- Assignment -
Count lines holding the string "name" in the data that follows. Reply with one number only.

- Records supplied -
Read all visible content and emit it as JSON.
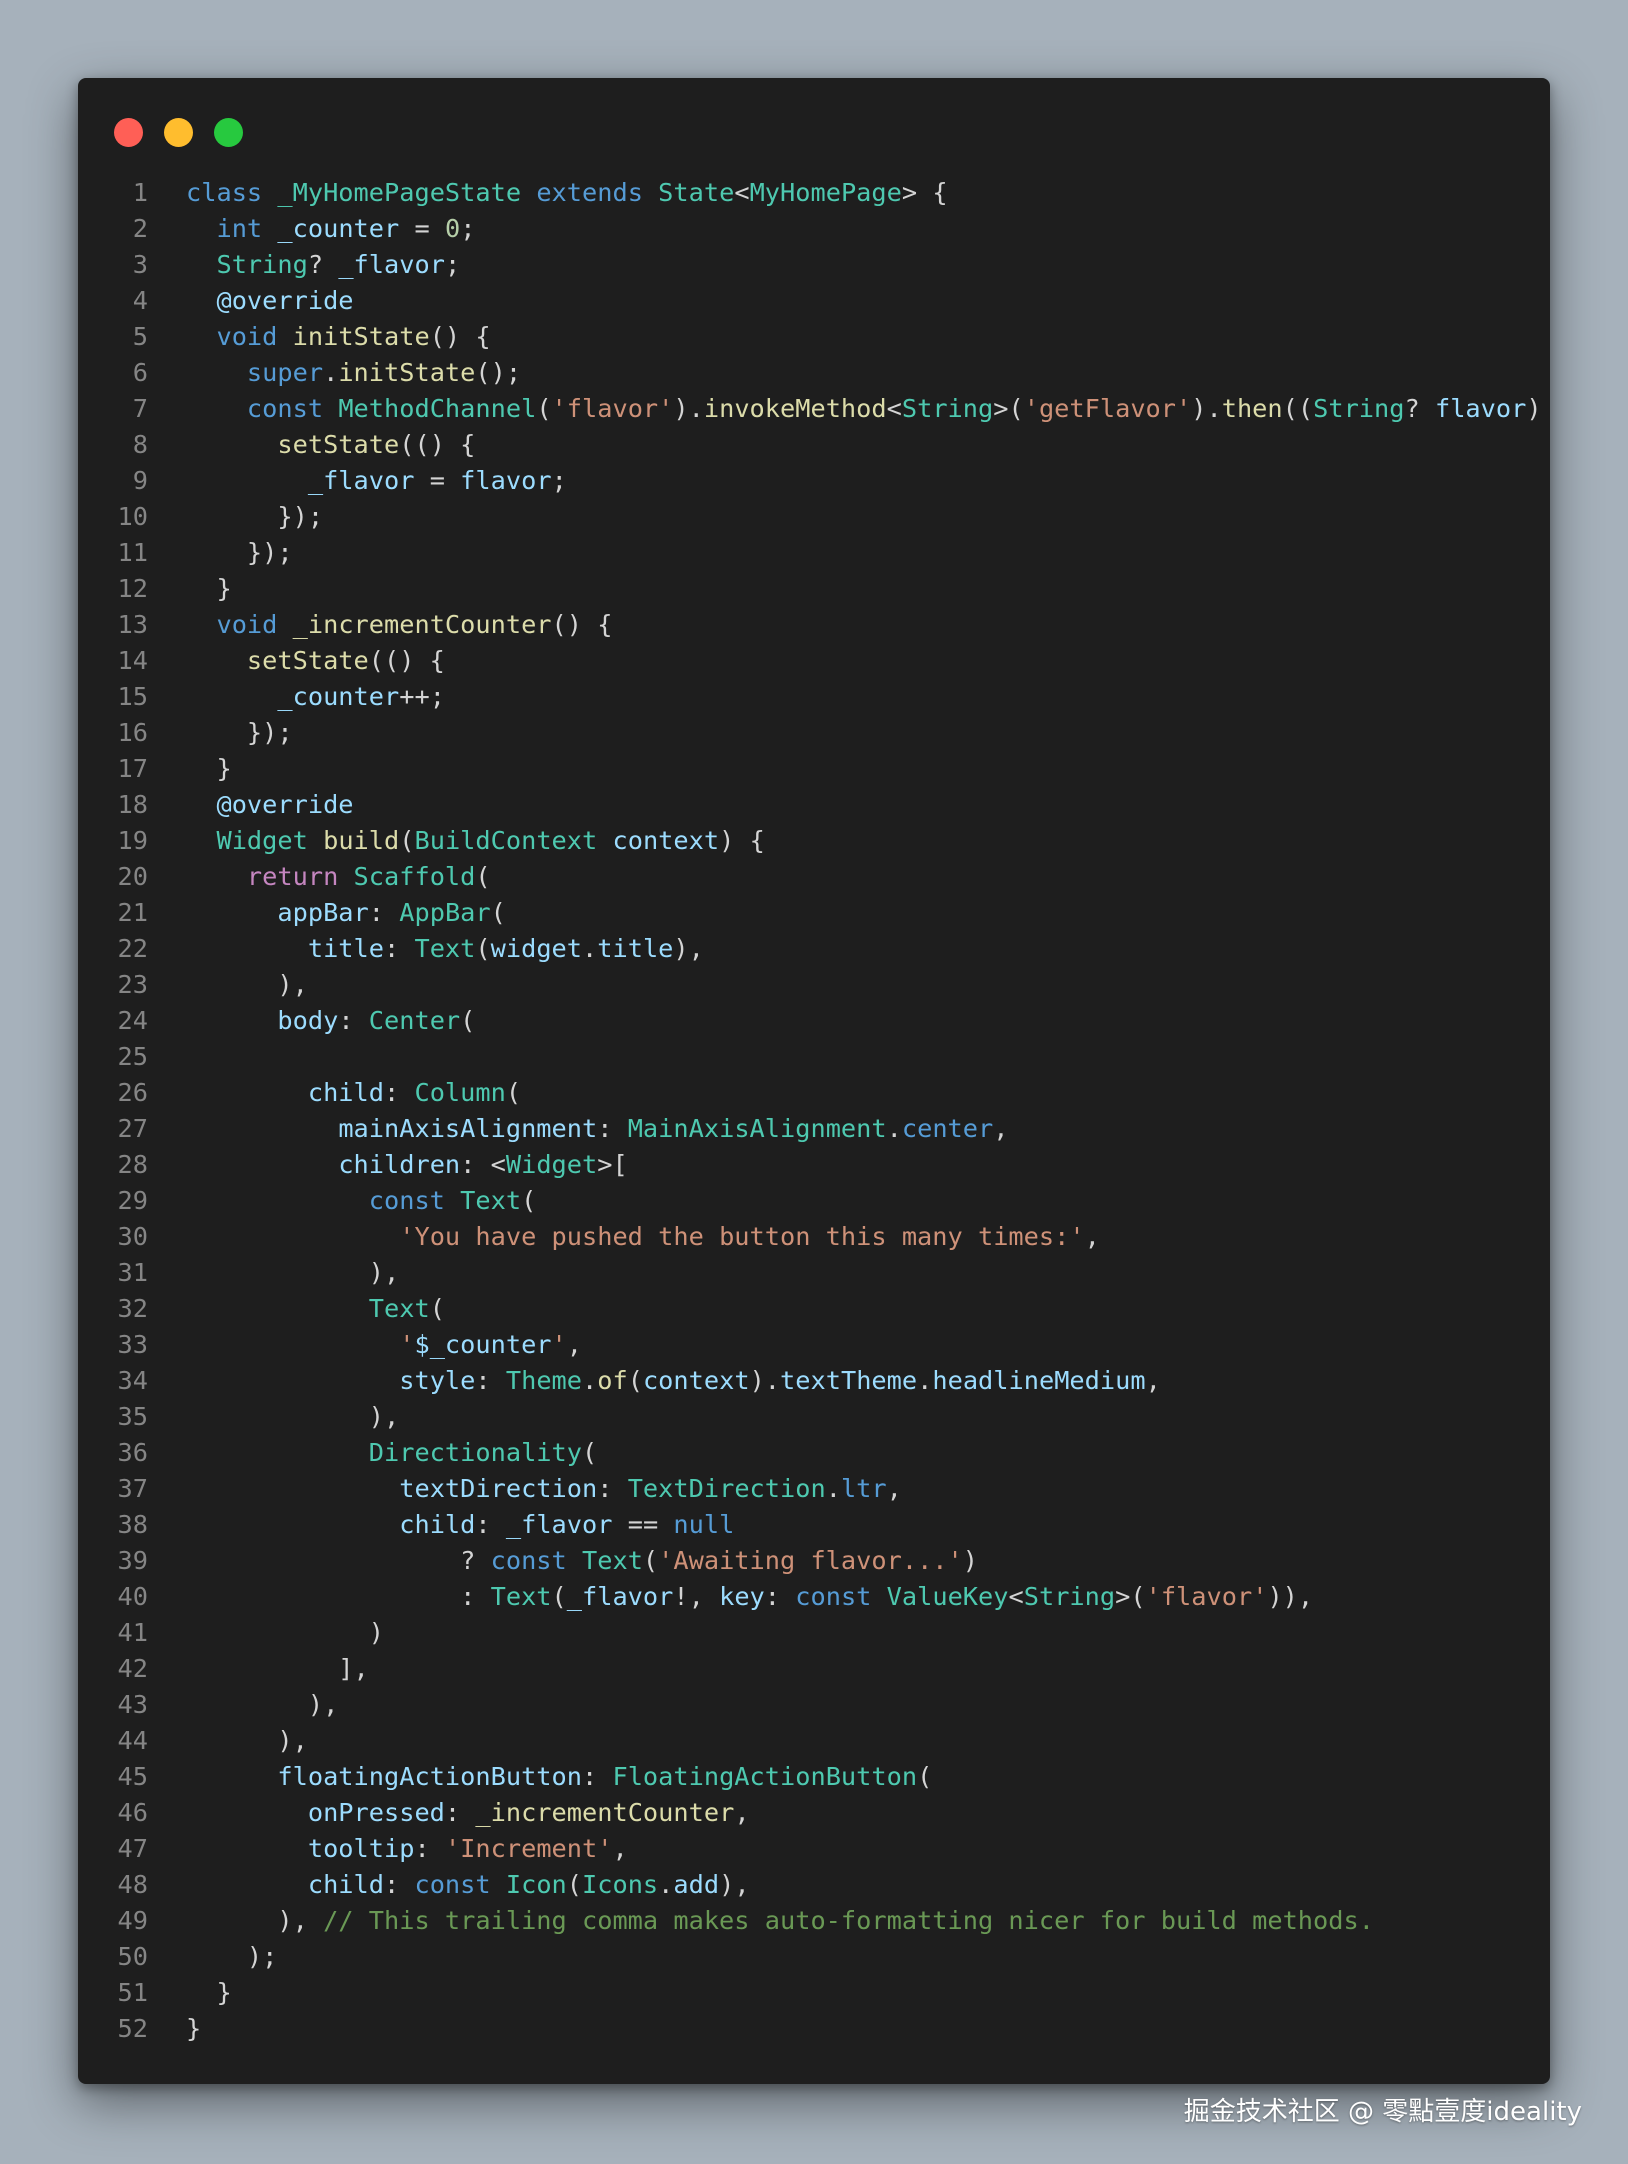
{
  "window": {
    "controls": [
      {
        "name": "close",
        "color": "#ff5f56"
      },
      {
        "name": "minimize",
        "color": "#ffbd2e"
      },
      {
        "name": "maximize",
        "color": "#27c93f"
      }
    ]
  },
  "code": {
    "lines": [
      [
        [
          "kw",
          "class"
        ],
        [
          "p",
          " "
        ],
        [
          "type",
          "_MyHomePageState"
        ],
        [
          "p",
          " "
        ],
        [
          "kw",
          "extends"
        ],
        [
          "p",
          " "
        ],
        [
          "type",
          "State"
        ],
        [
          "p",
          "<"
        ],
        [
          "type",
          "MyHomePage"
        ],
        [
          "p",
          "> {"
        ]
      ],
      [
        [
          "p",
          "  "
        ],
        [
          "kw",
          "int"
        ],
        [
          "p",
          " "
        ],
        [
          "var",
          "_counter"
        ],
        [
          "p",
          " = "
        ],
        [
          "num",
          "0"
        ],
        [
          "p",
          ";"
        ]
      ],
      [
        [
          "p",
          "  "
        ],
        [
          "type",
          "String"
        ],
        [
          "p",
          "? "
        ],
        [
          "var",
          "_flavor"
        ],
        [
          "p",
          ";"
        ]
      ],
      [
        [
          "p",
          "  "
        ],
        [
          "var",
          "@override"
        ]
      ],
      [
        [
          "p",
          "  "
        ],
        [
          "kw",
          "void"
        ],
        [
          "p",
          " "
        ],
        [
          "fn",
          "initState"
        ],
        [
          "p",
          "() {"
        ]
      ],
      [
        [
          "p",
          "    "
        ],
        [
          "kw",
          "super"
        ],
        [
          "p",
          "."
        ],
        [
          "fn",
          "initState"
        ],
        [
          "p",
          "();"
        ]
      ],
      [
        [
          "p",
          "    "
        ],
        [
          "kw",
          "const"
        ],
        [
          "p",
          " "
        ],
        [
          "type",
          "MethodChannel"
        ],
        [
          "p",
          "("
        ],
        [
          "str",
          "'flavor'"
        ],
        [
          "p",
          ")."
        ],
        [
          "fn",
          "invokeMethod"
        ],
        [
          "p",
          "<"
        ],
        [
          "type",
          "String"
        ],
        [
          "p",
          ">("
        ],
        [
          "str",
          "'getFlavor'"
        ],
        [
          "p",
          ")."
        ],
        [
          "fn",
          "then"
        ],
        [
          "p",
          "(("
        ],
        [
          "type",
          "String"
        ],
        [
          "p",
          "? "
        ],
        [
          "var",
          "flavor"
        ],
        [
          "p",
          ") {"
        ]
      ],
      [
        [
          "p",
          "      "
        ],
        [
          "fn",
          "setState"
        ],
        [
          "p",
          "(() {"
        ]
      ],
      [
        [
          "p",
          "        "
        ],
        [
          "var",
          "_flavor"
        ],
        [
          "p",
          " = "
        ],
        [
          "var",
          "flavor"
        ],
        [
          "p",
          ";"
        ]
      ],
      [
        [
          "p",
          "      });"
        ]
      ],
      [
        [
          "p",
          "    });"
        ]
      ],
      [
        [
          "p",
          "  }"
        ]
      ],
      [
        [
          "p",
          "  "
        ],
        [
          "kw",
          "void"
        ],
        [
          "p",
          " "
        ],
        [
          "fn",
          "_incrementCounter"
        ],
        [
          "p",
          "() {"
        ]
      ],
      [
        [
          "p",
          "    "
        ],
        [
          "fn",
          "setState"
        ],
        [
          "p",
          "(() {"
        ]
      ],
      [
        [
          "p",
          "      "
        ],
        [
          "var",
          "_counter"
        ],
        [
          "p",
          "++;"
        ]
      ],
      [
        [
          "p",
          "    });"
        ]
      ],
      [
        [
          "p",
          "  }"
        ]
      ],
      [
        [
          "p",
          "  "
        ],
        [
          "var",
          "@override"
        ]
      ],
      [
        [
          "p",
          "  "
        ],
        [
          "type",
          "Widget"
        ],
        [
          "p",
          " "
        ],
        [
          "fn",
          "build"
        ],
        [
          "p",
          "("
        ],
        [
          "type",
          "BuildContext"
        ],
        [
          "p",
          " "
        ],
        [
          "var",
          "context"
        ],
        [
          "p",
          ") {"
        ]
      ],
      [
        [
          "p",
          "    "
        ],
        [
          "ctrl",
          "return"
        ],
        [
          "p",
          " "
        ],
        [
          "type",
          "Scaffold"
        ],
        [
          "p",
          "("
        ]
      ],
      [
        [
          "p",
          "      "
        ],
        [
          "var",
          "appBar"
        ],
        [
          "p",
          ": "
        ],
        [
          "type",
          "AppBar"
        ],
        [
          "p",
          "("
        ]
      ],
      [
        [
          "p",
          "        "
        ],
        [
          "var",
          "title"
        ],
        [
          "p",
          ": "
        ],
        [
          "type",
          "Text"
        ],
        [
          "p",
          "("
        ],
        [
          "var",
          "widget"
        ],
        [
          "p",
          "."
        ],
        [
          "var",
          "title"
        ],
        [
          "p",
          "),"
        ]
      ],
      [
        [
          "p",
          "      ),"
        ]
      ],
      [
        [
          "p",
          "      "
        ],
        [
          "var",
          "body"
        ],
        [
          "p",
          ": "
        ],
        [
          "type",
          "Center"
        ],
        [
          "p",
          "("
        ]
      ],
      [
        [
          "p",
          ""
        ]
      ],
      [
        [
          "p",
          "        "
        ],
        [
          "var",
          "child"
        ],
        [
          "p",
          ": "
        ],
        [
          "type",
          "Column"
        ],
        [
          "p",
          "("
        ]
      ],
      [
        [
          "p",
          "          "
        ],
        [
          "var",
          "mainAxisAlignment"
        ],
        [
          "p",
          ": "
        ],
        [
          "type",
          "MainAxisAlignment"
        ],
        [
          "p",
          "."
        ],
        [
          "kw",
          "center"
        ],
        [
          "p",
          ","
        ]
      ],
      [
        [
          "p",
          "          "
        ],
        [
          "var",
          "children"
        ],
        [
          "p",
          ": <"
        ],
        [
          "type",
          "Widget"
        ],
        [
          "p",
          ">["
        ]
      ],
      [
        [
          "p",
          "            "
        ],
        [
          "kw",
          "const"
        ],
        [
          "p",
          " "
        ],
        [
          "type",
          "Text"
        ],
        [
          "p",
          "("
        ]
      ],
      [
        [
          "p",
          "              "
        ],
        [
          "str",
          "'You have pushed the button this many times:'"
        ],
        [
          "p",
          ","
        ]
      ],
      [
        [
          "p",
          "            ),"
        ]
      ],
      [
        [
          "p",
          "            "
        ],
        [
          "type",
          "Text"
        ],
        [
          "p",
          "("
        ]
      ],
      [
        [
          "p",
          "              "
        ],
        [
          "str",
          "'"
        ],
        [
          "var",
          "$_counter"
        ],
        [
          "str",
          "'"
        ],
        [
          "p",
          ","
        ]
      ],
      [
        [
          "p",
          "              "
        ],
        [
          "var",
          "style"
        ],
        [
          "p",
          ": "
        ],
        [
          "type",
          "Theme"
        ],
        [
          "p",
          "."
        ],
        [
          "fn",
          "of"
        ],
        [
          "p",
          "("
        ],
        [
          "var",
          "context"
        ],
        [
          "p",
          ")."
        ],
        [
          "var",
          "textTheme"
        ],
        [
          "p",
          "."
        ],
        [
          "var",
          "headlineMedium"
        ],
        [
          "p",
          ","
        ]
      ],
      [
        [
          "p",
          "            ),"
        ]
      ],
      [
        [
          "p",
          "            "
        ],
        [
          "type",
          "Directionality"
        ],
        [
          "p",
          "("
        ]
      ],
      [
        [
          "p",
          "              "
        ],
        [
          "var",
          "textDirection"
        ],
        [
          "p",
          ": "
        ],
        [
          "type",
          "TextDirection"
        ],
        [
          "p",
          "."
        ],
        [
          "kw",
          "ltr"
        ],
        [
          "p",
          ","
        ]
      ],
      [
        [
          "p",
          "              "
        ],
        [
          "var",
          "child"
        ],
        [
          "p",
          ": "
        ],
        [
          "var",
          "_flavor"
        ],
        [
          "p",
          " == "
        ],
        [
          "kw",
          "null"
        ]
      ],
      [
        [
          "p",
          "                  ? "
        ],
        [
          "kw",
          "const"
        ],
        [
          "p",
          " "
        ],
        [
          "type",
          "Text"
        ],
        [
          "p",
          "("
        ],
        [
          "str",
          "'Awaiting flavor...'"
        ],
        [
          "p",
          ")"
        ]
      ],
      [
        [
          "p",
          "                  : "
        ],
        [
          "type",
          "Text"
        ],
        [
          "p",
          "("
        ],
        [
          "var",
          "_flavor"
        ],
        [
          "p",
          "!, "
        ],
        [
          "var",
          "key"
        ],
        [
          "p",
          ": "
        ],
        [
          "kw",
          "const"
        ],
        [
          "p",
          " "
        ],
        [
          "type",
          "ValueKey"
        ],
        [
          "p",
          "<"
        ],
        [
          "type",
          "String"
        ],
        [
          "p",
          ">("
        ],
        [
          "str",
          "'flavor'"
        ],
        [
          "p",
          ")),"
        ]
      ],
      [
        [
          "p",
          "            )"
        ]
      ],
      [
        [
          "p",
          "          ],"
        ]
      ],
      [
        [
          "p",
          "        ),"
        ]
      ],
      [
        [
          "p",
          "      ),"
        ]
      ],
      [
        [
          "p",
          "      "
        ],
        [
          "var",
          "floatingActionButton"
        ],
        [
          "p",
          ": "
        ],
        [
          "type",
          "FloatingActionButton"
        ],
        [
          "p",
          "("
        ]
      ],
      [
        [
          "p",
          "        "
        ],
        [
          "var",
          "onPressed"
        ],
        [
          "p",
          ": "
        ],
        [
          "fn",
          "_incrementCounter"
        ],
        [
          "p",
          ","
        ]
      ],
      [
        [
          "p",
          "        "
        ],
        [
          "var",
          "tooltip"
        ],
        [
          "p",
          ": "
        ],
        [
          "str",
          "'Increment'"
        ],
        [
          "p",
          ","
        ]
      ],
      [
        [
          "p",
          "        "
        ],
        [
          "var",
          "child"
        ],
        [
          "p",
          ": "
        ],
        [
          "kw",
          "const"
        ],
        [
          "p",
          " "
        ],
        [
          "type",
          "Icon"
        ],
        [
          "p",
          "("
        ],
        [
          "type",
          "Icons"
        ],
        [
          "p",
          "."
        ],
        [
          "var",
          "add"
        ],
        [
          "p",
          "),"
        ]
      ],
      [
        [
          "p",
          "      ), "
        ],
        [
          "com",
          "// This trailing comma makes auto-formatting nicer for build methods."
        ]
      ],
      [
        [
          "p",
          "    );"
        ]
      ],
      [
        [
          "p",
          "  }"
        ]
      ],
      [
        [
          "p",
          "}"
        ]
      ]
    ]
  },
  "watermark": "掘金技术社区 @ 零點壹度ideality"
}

- The completed task -
3